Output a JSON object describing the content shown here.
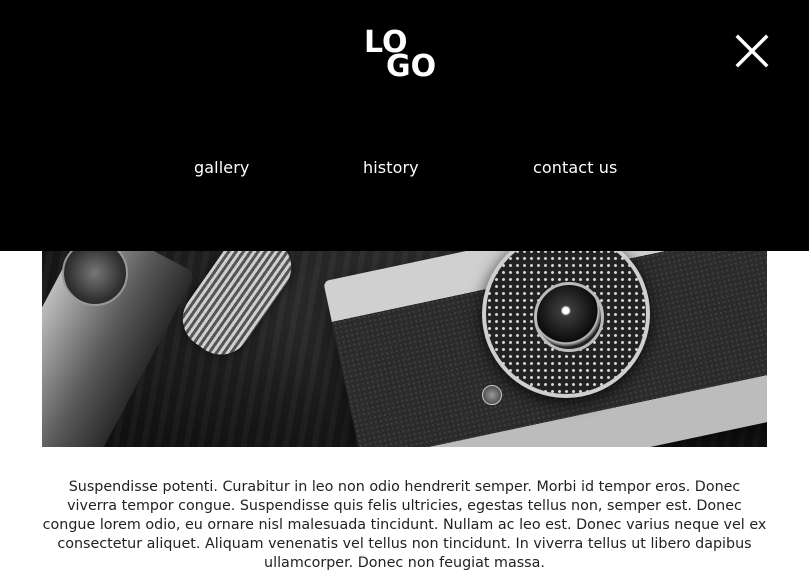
{
  "header": {
    "logo_text_line1": "LO",
    "logo_text_line2": "GO",
    "close_icon": "close-icon"
  },
  "nav": {
    "items": [
      {
        "label": "gallery"
      },
      {
        "label": "history"
      },
      {
        "label": "contact us"
      }
    ]
  },
  "hero": {
    "image": "camera-photo"
  },
  "content": {
    "paragraph": "Suspendisse potenti. Curabitur in leo non odio hendrerit semper. Morbi id tempor eros. Donec viverra tempor congue. Suspendisse quis felis ultricies, egestas tellus non, semper est. Donec congue lorem odio, eu ornare nisl malesuada tincidunt. Nullam ac leo est. Donec varius neque vel ex consectetur aliquet. Aliquam venenatis vel tellus non tincidunt. In viverra tellus ut libero dapibus ullamcorper. Donec non feugiat massa."
  },
  "colors": {
    "header_bg": "#000000",
    "nav_text": "#ffffff",
    "body_text": "#222222",
    "page_bg": "#ffffff"
  }
}
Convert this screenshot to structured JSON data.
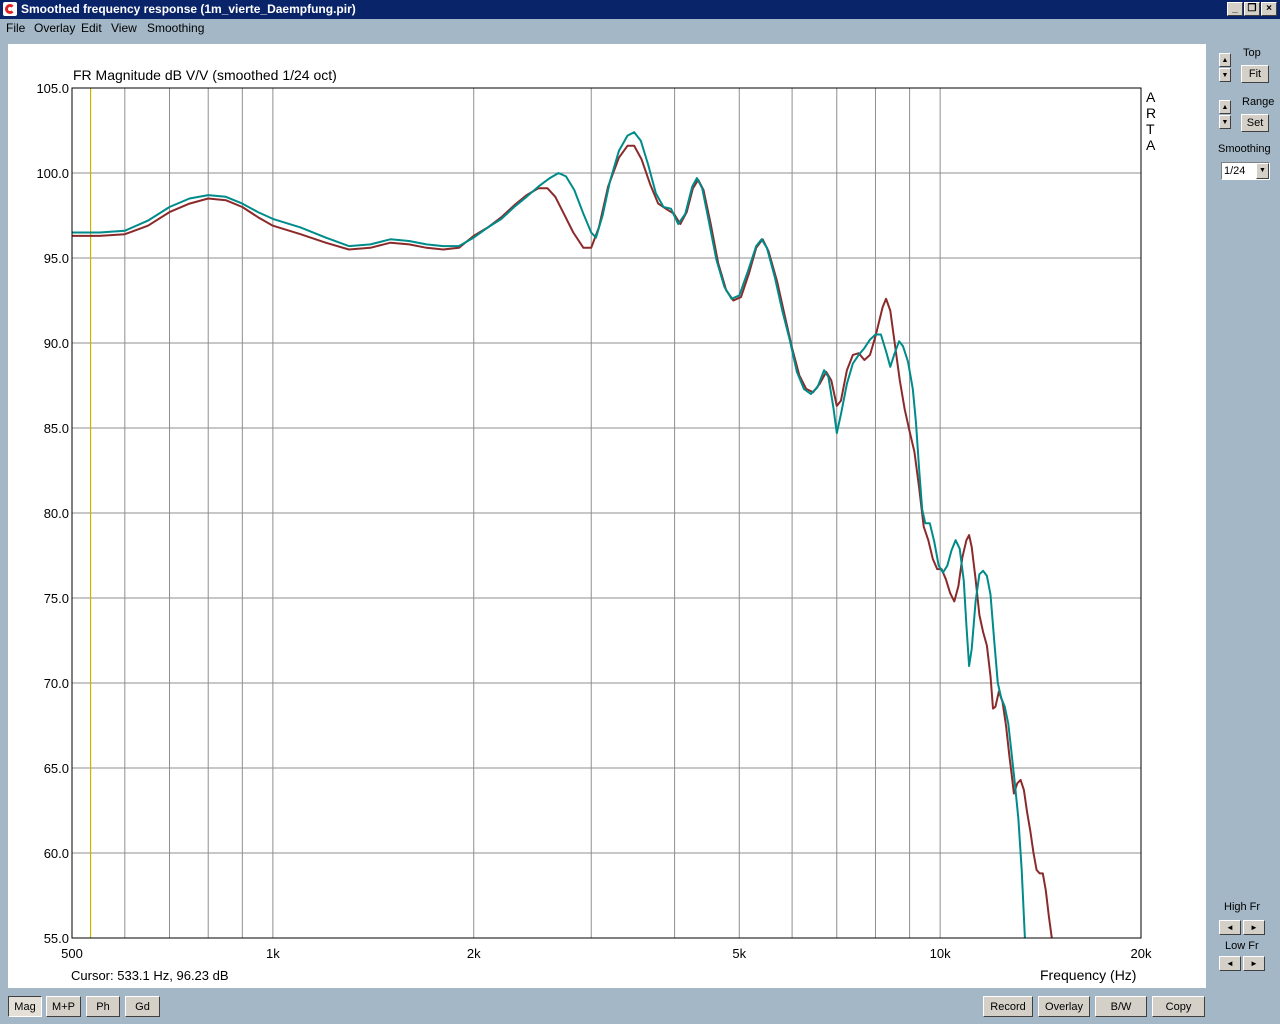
{
  "window": {
    "title": "Smoothed frequency response (1m_vierte_Daempfung.pir)",
    "minimize_glyph": "_",
    "restore_glyph": "❐",
    "close_glyph": "×"
  },
  "menu": [
    "File",
    "Overlay",
    "Edit",
    "View",
    "Smoothing"
  ],
  "plot": {
    "watermark": [
      "A",
      "R",
      "T",
      "A"
    ],
    "cursor_readout": "Cursor: 533.1 Hz, 96.23 dB"
  },
  "right_panel": {
    "top_label": "Top",
    "fit_label": "Fit",
    "range_label": "Range",
    "set_label": "Set",
    "smoothing_label": "Smoothing",
    "smoothing_value": "1/24",
    "high_fr_label": "High Fr",
    "low_fr_label": "Low Fr",
    "spin_up": "▲",
    "spin_down": "▼",
    "left_arrow": "◄",
    "right_arrow": "►"
  },
  "bottom_buttons": {
    "mag": "Mag",
    "mp": "M+P",
    "ph": "Ph",
    "gd": "Gd",
    "record": "Record",
    "overlay": "Overlay",
    "bw": "B/W",
    "copy": "Copy"
  },
  "colors": {
    "grid": "#8f8f8f",
    "frame": "#000000",
    "cursor_line": "#c8b400",
    "series_main": "#008b8b",
    "series_overlay": "#8b2a2a"
  },
  "chart_data": {
    "type": "line",
    "title": "FR Magnitude dB V/V (smoothed 1/24 oct)",
    "xlabel": "Frequency (Hz)",
    "ylabel": "",
    "x_scale": "log",
    "xlim": [
      500,
      20000
    ],
    "ylim": [
      55,
      105
    ],
    "x_ticks": [
      {
        "value": 500,
        "label": "500"
      },
      {
        "value": 1000,
        "label": "1k"
      },
      {
        "value": 2000,
        "label": "2k"
      },
      {
        "value": 5000,
        "label": "5k"
      },
      {
        "value": 10000,
        "label": "10k"
      },
      {
        "value": 20000,
        "label": "20k"
      }
    ],
    "x_minor": [
      600,
      700,
      800,
      900,
      3000,
      4000,
      6000,
      7000,
      8000,
      9000
    ],
    "y_ticks": [
      "55.0",
      "60.0",
      "65.0",
      "70.0",
      "75.0",
      "80.0",
      "85.0",
      "90.0",
      "95.0",
      "100.0",
      "105.0"
    ],
    "grid": true,
    "cursor_x": 533.1,
    "series": [
      {
        "color": "#008b8b",
        "points": [
          [
            500,
            96.5
          ],
          [
            550,
            96.5
          ],
          [
            600,
            96.6
          ],
          [
            650,
            97.2
          ],
          [
            700,
            98.0
          ],
          [
            750,
            98.5
          ],
          [
            800,
            98.7
          ],
          [
            850,
            98.6
          ],
          [
            900,
            98.2
          ],
          [
            950,
            97.7
          ],
          [
            1000,
            97.3
          ],
          [
            1100,
            96.8
          ],
          [
            1200,
            96.2
          ],
          [
            1300,
            95.7
          ],
          [
            1400,
            95.8
          ],
          [
            1500,
            96.1
          ],
          [
            1600,
            96.0
          ],
          [
            1700,
            95.8
          ],
          [
            1800,
            95.7
          ],
          [
            1900,
            95.7
          ],
          [
            2000,
            96.2
          ],
          [
            2100,
            96.8
          ],
          [
            2200,
            97.3
          ],
          [
            2300,
            98.0
          ],
          [
            2400,
            98.6
          ],
          [
            2500,
            99.2
          ],
          [
            2600,
            99.7
          ],
          [
            2680,
            100.0
          ],
          [
            2750,
            99.8
          ],
          [
            2830,
            99.0
          ],
          [
            2920,
            97.6
          ],
          [
            3000,
            96.5
          ],
          [
            3050,
            96.2
          ],
          [
            3120,
            97.5
          ],
          [
            3200,
            99.5
          ],
          [
            3300,
            101.3
          ],
          [
            3400,
            102.2
          ],
          [
            3480,
            102.4
          ],
          [
            3560,
            101.9
          ],
          [
            3650,
            100.5
          ],
          [
            3750,
            98.8
          ],
          [
            3850,
            98.0
          ],
          [
            3950,
            97.9
          ],
          [
            4050,
            97.0
          ],
          [
            4150,
            97.6
          ],
          [
            4250,
            99.2
          ],
          [
            4320,
            99.7
          ],
          [
            4400,
            99.1
          ],
          [
            4500,
            97.2
          ],
          [
            4620,
            94.9
          ],
          [
            4750,
            93.3
          ],
          [
            4870,
            92.6
          ],
          [
            5000,
            92.8
          ],
          [
            5150,
            94.2
          ],
          [
            5300,
            95.7
          ],
          [
            5400,
            96.1
          ],
          [
            5500,
            95.6
          ],
          [
            5650,
            93.9
          ],
          [
            5800,
            91.9
          ],
          [
            5950,
            90.2
          ],
          [
            6100,
            88.3
          ],
          [
            6250,
            87.3
          ],
          [
            6400,
            87.0
          ],
          [
            6550,
            87.4
          ],
          [
            6700,
            88.4
          ],
          [
            6800,
            88.0
          ],
          [
            6920,
            86.2
          ],
          [
            7000,
            84.7
          ],
          [
            7100,
            85.8
          ],
          [
            7250,
            87.6
          ],
          [
            7400,
            88.8
          ],
          [
            7550,
            89.3
          ],
          [
            7700,
            89.7
          ],
          [
            7850,
            90.2
          ],
          [
            8000,
            90.5
          ],
          [
            8150,
            90.5
          ],
          [
            8300,
            89.5
          ],
          [
            8420,
            88.6
          ],
          [
            8550,
            89.4
          ],
          [
            8680,
            90.1
          ],
          [
            8800,
            89.8
          ],
          [
            8950,
            88.9
          ],
          [
            9100,
            87.3
          ],
          [
            9200,
            85.3
          ],
          [
            9300,
            82.6
          ],
          [
            9400,
            80.2
          ],
          [
            9500,
            79.4
          ],
          [
            9650,
            79.4
          ],
          [
            9800,
            78.3
          ],
          [
            9950,
            76.9
          ],
          [
            10100,
            76.5
          ],
          [
            10250,
            76.9
          ],
          [
            10400,
            77.8
          ],
          [
            10550,
            78.4
          ],
          [
            10700,
            77.9
          ],
          [
            10850,
            76.0
          ],
          [
            10950,
            73.4
          ],
          [
            11050,
            71.0
          ],
          [
            11150,
            72.0
          ],
          [
            11300,
            74.8
          ],
          [
            11450,
            76.4
          ],
          [
            11600,
            76.6
          ],
          [
            11750,
            76.3
          ],
          [
            11900,
            75.2
          ],
          [
            12050,
            72.5
          ],
          [
            12200,
            70.0
          ],
          [
            12350,
            69.1
          ],
          [
            12500,
            68.6
          ],
          [
            12650,
            67.6
          ],
          [
            12800,
            65.8
          ],
          [
            12950,
            64.0
          ],
          [
            13100,
            62.0
          ],
          [
            13250,
            59.0
          ],
          [
            13400,
            55.0
          ]
        ]
      },
      {
        "color": "#8b2a2a",
        "points": [
          [
            500,
            96.3
          ],
          [
            550,
            96.3
          ],
          [
            600,
            96.4
          ],
          [
            650,
            96.9
          ],
          [
            700,
            97.7
          ],
          [
            750,
            98.2
          ],
          [
            800,
            98.5
          ],
          [
            850,
            98.4
          ],
          [
            900,
            98.0
          ],
          [
            950,
            97.4
          ],
          [
            1000,
            96.9
          ],
          [
            1100,
            96.4
          ],
          [
            1200,
            95.9
          ],
          [
            1300,
            95.5
          ],
          [
            1400,
            95.6
          ],
          [
            1500,
            95.9
          ],
          [
            1600,
            95.8
          ],
          [
            1700,
            95.6
          ],
          [
            1800,
            95.5
          ],
          [
            1900,
            95.6
          ],
          [
            2000,
            96.3
          ],
          [
            2100,
            96.8
          ],
          [
            2200,
            97.4
          ],
          [
            2300,
            98.1
          ],
          [
            2400,
            98.7
          ],
          [
            2500,
            99.1
          ],
          [
            2580,
            99.1
          ],
          [
            2650,
            98.6
          ],
          [
            2730,
            97.6
          ],
          [
            2820,
            96.5
          ],
          [
            2920,
            95.6
          ],
          [
            3000,
            95.6
          ],
          [
            3080,
            96.8
          ],
          [
            3180,
            99.2
          ],
          [
            3300,
            100.9
          ],
          [
            3400,
            101.6
          ],
          [
            3480,
            101.6
          ],
          [
            3570,
            100.8
          ],
          [
            3680,
            99.3
          ],
          [
            3780,
            98.2
          ],
          [
            3880,
            97.9
          ],
          [
            3990,
            97.6
          ],
          [
            4080,
            97.0
          ],
          [
            4170,
            97.7
          ],
          [
            4260,
            99.1
          ],
          [
            4340,
            99.6
          ],
          [
            4420,
            99.0
          ],
          [
            4530,
            97.0
          ],
          [
            4650,
            94.7
          ],
          [
            4780,
            93.1
          ],
          [
            4900,
            92.5
          ],
          [
            5030,
            92.7
          ],
          [
            5170,
            94.1
          ],
          [
            5300,
            95.6
          ],
          [
            5420,
            96.1
          ],
          [
            5530,
            95.4
          ],
          [
            5700,
            93.6
          ],
          [
            5850,
            91.6
          ],
          [
            6000,
            89.7
          ],
          [
            6150,
            88.1
          ],
          [
            6300,
            87.3
          ],
          [
            6450,
            87.1
          ],
          [
            6600,
            87.6
          ],
          [
            6750,
            88.3
          ],
          [
            6870,
            87.8
          ],
          [
            7000,
            86.3
          ],
          [
            7100,
            86.6
          ],
          [
            7250,
            88.4
          ],
          [
            7400,
            89.3
          ],
          [
            7550,
            89.4
          ],
          [
            7700,
            89.0
          ],
          [
            7850,
            89.3
          ],
          [
            8000,
            90.4
          ],
          [
            8200,
            92.1
          ],
          [
            8300,
            92.6
          ],
          [
            8420,
            91.9
          ],
          [
            8550,
            90.0
          ],
          [
            8700,
            87.8
          ],
          [
            8850,
            86.1
          ],
          [
            9000,
            84.8
          ],
          [
            9150,
            83.6
          ],
          [
            9300,
            81.5
          ],
          [
            9450,
            79.2
          ],
          [
            9600,
            78.4
          ],
          [
            9750,
            77.3
          ],
          [
            9900,
            76.7
          ],
          [
            10050,
            76.7
          ],
          [
            10200,
            76.1
          ],
          [
            10350,
            75.3
          ],
          [
            10500,
            74.8
          ],
          [
            10650,
            75.7
          ],
          [
            10800,
            77.4
          ],
          [
            10950,
            78.4
          ],
          [
            11050,
            78.7
          ],
          [
            11150,
            78.0
          ],
          [
            11300,
            76.1
          ],
          [
            11450,
            74.0
          ],
          [
            11600,
            73.0
          ],
          [
            11750,
            72.2
          ],
          [
            11900,
            70.4
          ],
          [
            12000,
            68.5
          ],
          [
            12100,
            68.6
          ],
          [
            12250,
            69.5
          ],
          [
            12400,
            68.9
          ],
          [
            12550,
            67.5
          ],
          [
            12700,
            65.7
          ],
          [
            12800,
            64.6
          ],
          [
            12900,
            63.5
          ],
          [
            13050,
            64.1
          ],
          [
            13200,
            64.3
          ],
          [
            13350,
            63.7
          ],
          [
            13500,
            62.4
          ],
          [
            13650,
            61.3
          ],
          [
            13800,
            60.0
          ],
          [
            13950,
            59.0
          ],
          [
            14100,
            58.8
          ],
          [
            14250,
            58.8
          ],
          [
            14400,
            57.8
          ],
          [
            14550,
            56.3
          ],
          [
            14700,
            55.0
          ]
        ]
      }
    ]
  }
}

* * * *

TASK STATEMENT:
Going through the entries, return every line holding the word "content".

SOLUTION TO THIS TASK:
Output a JSON object describing the content shown here.
  "content": {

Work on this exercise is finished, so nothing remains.